MACKAY, Australia (AP) — The Australian mining boom built over a decade on Chinese hunger for energy and raw materials is turning into bust for many business owners as China's cooling growth reverberates through a country accustomed to winning from the rise of an Asian economic giant.
BEIJING (AP) — Voracious demand for wood to feed factories for exports and satisfy wealthier consumers at home has turned China into a magnet for the illegal timber trade, causing other countries to strip their forests as Beijing does little to discourage the practices, an environmental group said in a report released Thursday.
The Australian government pushed a new 30 percent tax on big mining companies through Parliament on Monday but faces an uphill battle to reduce the tax burden on struggling companies outside the booming commodities sector.

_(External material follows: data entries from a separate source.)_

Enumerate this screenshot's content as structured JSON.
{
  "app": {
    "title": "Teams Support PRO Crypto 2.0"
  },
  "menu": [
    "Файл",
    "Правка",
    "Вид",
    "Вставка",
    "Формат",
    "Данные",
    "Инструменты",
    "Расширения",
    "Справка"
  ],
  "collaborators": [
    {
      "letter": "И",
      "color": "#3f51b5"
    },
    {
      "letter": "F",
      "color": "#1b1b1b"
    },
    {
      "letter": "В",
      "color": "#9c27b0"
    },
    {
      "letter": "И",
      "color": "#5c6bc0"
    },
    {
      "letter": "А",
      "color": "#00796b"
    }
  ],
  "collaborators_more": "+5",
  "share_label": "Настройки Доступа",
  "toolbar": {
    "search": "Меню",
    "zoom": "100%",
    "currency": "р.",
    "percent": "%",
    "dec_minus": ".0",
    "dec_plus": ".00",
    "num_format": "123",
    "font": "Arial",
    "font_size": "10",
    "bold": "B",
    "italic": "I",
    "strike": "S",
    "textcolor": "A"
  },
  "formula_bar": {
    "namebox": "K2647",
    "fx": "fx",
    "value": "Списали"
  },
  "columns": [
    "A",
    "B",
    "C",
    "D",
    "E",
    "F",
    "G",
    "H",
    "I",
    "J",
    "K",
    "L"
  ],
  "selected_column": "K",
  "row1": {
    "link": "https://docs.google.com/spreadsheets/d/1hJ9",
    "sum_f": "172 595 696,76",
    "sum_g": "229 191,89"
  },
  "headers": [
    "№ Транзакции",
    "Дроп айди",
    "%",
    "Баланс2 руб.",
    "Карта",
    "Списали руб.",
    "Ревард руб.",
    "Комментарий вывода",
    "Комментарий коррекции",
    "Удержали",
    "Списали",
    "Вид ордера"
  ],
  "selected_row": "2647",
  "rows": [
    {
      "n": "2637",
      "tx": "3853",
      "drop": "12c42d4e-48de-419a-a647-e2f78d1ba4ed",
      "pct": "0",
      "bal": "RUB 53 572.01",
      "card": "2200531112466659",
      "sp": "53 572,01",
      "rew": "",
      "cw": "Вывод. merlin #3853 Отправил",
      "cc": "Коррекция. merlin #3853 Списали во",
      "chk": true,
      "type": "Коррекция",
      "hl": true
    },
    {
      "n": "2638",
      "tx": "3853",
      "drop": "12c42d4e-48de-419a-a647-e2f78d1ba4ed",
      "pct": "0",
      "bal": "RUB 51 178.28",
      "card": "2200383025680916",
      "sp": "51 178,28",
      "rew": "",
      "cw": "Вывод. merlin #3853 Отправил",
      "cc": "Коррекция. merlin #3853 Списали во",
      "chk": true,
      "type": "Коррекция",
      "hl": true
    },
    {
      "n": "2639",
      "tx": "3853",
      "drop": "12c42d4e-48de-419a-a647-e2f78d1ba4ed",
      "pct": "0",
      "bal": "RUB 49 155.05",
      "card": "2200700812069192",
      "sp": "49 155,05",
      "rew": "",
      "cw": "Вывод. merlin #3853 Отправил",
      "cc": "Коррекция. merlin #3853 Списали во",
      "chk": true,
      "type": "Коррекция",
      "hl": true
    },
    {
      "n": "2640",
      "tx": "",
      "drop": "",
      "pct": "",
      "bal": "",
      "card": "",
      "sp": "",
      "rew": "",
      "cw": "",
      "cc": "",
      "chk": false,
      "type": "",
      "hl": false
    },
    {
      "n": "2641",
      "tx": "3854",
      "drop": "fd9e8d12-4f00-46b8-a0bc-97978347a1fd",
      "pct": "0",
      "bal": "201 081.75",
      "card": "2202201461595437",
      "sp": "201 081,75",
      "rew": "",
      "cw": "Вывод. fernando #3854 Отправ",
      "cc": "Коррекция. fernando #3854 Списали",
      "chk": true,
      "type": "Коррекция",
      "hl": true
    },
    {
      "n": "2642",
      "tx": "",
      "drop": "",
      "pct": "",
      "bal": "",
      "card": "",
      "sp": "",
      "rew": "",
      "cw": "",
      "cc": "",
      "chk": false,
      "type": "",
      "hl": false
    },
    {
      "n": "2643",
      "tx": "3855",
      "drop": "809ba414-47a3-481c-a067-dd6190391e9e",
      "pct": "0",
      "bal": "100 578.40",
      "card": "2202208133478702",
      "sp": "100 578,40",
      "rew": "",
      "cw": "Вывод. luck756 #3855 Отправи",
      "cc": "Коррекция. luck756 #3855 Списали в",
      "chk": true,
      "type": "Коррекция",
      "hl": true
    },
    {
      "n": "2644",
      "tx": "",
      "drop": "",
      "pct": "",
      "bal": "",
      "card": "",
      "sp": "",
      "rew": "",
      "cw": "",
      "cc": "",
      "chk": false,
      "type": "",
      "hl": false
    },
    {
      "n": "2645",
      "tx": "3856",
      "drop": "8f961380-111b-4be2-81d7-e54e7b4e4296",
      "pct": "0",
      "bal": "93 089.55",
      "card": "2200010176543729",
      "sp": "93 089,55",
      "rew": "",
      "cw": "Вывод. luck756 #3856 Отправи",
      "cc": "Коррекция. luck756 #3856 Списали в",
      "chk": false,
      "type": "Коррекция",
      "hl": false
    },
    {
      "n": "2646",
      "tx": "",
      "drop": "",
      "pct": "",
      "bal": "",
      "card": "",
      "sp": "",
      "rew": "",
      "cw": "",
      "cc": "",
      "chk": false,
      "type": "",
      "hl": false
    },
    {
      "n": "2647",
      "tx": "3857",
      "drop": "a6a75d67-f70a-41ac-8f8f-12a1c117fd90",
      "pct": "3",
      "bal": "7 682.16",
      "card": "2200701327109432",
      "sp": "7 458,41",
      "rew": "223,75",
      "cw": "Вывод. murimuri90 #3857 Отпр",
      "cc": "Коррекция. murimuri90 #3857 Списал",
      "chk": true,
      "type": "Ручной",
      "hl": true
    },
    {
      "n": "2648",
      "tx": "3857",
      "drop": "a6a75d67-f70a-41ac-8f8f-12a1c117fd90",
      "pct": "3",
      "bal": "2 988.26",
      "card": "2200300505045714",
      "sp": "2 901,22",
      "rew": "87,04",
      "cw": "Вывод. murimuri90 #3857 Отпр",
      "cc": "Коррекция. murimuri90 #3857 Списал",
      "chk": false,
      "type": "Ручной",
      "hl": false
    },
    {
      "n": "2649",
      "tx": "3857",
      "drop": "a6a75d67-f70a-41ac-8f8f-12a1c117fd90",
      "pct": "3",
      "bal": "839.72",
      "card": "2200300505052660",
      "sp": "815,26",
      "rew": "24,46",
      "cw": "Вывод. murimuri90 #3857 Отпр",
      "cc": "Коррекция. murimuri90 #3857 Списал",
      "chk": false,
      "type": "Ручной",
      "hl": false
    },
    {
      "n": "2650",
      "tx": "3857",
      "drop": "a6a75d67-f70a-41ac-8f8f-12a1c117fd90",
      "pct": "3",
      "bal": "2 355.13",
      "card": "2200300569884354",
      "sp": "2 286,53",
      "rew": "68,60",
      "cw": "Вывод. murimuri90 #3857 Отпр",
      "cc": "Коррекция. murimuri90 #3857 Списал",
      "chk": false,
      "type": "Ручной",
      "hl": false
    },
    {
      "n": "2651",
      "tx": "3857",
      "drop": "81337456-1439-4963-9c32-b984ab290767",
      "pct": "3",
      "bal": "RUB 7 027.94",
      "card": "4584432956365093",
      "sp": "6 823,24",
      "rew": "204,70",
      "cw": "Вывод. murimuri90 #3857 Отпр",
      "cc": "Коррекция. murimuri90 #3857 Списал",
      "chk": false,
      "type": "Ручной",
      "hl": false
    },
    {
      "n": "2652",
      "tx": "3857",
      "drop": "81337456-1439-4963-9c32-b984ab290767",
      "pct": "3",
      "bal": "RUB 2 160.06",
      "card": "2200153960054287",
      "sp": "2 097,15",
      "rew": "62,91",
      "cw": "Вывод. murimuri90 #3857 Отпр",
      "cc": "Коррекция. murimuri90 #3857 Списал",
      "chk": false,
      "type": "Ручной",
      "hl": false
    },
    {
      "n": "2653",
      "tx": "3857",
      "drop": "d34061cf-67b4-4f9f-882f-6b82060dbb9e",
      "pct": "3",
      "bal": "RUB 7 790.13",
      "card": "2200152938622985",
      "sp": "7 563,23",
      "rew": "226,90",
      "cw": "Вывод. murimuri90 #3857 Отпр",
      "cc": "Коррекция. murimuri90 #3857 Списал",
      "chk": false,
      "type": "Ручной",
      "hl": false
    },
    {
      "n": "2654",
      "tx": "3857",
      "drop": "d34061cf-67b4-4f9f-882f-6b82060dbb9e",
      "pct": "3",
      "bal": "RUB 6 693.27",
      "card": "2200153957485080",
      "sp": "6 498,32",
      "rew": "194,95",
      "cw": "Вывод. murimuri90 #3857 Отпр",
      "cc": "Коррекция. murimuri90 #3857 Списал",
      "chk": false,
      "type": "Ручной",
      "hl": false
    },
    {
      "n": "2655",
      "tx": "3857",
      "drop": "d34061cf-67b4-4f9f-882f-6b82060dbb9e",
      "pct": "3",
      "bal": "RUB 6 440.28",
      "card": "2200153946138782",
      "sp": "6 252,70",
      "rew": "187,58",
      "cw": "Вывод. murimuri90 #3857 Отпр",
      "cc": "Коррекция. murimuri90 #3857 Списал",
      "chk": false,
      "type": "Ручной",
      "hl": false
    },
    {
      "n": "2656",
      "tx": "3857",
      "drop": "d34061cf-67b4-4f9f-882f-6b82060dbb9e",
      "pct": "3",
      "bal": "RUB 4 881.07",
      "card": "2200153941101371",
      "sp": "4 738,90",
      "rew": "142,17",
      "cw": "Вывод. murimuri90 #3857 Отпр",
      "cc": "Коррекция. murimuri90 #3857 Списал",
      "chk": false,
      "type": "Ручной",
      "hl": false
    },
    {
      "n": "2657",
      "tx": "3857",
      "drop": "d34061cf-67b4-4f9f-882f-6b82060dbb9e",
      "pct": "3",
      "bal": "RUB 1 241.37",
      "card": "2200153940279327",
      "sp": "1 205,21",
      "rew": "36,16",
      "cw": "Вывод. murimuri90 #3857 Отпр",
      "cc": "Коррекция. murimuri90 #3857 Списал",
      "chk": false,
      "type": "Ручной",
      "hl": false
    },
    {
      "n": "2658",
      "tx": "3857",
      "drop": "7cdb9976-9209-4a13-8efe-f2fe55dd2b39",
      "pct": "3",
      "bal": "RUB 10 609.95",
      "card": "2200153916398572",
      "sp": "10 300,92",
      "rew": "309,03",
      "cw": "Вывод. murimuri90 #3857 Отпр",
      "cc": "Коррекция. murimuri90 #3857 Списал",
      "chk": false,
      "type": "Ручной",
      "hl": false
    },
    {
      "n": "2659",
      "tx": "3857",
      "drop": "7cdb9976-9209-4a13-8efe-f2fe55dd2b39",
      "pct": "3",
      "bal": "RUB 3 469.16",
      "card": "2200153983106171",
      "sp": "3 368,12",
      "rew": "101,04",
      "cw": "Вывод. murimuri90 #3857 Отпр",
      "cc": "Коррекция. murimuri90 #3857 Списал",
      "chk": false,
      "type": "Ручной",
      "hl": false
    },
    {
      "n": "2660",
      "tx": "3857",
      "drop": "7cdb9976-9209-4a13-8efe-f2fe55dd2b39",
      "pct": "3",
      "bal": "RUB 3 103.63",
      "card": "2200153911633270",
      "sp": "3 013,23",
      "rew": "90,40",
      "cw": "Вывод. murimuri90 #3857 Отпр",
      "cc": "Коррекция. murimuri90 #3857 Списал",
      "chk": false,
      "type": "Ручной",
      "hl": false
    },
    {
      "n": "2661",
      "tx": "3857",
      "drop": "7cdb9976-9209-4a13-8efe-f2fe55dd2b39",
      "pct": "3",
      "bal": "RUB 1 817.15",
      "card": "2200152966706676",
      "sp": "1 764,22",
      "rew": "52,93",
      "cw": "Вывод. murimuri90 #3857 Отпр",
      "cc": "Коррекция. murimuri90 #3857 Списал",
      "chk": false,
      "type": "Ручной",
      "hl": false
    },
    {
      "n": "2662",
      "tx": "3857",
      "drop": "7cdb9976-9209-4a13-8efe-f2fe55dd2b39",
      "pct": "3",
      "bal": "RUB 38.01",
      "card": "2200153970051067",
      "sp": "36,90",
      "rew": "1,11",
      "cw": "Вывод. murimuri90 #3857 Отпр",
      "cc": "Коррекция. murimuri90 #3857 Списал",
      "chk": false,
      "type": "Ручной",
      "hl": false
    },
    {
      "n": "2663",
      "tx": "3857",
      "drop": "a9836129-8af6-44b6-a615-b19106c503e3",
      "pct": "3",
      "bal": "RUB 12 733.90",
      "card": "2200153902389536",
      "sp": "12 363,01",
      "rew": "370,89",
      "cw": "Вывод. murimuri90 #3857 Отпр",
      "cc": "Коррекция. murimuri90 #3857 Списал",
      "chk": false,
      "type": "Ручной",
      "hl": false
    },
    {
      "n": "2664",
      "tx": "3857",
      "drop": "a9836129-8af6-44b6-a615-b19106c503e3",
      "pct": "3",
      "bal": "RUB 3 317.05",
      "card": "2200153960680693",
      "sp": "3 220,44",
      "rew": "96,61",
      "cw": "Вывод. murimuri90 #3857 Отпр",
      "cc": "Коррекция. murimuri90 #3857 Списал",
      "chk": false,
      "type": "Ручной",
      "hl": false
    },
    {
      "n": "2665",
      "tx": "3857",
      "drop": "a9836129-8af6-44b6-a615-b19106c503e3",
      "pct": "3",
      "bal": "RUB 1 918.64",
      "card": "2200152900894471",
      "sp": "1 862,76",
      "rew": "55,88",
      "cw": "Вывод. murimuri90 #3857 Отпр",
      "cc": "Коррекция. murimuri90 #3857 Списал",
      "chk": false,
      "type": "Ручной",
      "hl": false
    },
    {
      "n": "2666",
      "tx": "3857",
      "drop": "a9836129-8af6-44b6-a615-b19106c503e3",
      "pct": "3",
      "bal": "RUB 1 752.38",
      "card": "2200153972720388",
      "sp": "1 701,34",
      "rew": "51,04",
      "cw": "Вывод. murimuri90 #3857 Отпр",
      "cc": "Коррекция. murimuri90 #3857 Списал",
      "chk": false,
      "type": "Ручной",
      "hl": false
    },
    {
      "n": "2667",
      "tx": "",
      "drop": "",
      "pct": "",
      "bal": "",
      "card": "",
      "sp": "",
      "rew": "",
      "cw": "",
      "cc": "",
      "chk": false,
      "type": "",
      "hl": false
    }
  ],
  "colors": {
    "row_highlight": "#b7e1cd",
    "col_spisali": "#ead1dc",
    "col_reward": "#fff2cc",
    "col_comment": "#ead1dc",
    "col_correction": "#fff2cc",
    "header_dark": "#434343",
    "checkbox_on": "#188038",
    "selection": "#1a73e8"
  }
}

The Senate passed the legislation 38 votes to 32, allowing the government to take a bigger slice of profits from a mining boom driven by Chinese and Indian demand for raw materials.
A number of companies that sought to shield themselves from declining crude prices with long-term contracts will start feeling the pinch as those deals expire, and that—combined with more stringent lending standards from banks—will likely see more firms defaulting on their debt in the coming months, according to predictions from Moody’s Investors Services, FuelFix reports.
Researchers keeping tabs on the greater sage grouse in western states have spotted substantially more of them this year, although they say it’s too early to make assumptions about the birds’ future, E&E reports.
Although U.S. trade representative Michael Froman says he's still optimistic that the U.S. and Asian partners can hammer out a major trade deal, their failure to do so last week raises the risk that the talks could become entangled with the 2016 campaign, Politico reports.
New research says most offices are using a decades-old formula that’s based on male physiology and clothing habits, and recommends companies consider easing up on the air conditioning, The New York Times reports.
Republican presidential candidates already have been lining up to denounce the Obama administration's new limits on power plant carbon emissions, with Sens. Ted Cruz and Marco Rubio offering criticism at a Koch-backed Freedom Partners forum in California and Jeb Bush calling the Clean Power Plan “irresponsible and overreaching,” National Journal reports.
House Natural Resources Committee Chairman Rob Bishop's reservations about the Land and Water Conservation Fund mean any proposal to renew its authorization will meet a challenge on Capitol Hill, The Hill reports.